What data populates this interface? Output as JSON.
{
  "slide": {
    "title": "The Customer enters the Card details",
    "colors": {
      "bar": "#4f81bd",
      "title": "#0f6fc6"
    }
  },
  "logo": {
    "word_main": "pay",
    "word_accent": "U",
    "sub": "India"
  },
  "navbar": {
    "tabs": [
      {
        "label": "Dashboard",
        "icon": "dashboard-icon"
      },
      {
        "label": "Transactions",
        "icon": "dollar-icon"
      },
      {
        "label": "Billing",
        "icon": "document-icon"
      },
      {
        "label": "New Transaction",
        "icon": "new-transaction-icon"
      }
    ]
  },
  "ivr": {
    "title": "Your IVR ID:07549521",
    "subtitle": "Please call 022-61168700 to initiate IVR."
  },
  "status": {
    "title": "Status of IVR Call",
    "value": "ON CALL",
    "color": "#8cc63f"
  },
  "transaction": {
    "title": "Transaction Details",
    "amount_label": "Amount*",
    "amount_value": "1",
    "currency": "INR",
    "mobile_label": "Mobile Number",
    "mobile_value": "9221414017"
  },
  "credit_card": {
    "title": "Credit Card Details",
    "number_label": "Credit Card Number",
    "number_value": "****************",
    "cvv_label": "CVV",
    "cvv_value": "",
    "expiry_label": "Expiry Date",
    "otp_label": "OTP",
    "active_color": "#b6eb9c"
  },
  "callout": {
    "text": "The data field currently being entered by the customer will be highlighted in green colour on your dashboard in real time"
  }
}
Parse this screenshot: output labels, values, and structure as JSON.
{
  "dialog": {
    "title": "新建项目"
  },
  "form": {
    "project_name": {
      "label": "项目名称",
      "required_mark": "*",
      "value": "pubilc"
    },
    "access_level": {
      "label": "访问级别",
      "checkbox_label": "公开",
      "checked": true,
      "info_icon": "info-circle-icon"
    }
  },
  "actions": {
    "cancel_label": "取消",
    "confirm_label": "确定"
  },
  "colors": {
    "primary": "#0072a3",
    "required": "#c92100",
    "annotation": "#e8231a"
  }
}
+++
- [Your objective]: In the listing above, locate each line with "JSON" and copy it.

- [Your response]:
What data populates this interface? Output as JSON.
Parse this screenshot: output labels, values, and structure as JSON.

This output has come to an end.